**Work item**
Pull every "logo" line out of the data below.

**Data for this task**
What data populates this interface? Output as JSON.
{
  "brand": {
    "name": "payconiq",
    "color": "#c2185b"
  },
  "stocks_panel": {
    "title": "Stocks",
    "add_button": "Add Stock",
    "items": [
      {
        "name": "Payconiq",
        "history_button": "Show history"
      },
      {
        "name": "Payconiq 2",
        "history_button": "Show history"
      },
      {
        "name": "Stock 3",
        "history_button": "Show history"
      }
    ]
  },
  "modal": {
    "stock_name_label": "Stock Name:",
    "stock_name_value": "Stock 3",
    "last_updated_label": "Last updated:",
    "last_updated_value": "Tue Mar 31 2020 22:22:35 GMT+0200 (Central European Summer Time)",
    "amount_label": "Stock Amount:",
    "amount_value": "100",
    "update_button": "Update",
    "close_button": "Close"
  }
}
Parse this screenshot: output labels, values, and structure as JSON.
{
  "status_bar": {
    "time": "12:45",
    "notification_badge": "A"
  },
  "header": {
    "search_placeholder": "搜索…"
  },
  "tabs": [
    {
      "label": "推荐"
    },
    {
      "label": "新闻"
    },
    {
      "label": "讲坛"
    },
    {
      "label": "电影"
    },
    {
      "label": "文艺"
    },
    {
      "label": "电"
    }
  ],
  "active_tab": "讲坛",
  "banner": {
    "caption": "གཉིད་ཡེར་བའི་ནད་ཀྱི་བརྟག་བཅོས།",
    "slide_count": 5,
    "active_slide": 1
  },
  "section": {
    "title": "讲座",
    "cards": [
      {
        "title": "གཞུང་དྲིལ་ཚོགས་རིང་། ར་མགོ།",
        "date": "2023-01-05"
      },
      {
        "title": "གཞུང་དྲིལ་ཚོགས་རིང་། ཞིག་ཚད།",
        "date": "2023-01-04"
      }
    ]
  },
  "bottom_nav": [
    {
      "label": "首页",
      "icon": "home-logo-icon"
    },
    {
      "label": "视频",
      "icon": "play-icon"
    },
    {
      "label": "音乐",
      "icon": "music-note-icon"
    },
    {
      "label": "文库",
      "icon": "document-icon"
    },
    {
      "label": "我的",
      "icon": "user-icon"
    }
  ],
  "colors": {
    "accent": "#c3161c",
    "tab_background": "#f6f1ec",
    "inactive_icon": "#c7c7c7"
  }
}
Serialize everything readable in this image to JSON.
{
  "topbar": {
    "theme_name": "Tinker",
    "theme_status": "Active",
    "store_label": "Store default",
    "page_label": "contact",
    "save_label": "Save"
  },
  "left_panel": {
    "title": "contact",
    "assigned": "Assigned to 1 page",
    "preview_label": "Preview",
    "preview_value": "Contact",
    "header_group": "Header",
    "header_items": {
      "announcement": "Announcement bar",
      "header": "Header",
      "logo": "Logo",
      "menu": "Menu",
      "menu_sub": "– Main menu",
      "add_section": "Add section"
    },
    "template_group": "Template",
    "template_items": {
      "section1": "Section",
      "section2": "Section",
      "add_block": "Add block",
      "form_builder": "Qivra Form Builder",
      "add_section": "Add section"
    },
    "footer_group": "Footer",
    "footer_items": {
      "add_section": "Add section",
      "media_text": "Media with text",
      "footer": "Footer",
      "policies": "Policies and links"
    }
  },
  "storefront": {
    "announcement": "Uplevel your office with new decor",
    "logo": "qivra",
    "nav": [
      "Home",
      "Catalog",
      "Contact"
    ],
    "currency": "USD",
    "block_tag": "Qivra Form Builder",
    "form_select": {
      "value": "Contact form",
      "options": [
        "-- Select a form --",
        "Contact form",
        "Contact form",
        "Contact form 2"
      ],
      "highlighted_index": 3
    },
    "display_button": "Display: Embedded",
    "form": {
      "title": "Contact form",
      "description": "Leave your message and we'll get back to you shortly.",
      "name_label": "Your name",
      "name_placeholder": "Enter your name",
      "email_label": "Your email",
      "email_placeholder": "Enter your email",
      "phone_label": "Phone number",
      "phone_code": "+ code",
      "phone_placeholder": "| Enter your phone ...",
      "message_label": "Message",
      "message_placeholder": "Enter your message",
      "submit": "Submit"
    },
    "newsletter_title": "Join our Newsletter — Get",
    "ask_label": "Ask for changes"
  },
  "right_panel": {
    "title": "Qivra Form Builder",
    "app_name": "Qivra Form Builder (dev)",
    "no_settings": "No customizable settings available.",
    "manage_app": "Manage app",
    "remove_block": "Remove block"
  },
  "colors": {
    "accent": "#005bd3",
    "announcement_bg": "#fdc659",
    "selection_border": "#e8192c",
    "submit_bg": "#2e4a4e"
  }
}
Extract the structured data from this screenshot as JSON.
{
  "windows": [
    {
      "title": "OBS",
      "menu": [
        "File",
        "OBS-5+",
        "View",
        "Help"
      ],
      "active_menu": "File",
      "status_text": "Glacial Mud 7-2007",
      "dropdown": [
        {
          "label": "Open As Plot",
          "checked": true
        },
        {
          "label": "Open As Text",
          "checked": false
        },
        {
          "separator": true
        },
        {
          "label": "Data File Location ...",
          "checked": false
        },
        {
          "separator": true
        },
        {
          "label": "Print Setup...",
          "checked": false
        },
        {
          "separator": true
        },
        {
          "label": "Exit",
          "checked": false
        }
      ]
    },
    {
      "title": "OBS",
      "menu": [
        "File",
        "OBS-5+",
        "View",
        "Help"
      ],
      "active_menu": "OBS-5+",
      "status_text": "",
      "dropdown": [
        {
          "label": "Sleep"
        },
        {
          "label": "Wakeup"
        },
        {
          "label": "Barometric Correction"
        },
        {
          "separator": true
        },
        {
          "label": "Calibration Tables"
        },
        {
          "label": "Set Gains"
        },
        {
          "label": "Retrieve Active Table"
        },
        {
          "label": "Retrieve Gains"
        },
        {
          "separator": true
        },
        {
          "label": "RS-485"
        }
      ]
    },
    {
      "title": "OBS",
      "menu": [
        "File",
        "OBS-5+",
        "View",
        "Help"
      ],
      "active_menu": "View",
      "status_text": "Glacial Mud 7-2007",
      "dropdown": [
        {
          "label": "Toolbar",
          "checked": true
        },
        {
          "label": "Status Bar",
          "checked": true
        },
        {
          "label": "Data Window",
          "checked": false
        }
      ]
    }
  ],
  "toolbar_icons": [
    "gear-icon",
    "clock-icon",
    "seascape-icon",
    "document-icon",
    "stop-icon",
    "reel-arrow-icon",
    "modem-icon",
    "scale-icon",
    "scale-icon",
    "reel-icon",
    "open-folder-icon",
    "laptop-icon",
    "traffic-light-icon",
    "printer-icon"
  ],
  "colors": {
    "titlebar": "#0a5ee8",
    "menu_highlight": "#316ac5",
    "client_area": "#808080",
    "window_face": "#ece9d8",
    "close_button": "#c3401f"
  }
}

**Exercise response**
      "icon": "home-logo-icon"
      "logo": "Logo",
    "logo": "qivra",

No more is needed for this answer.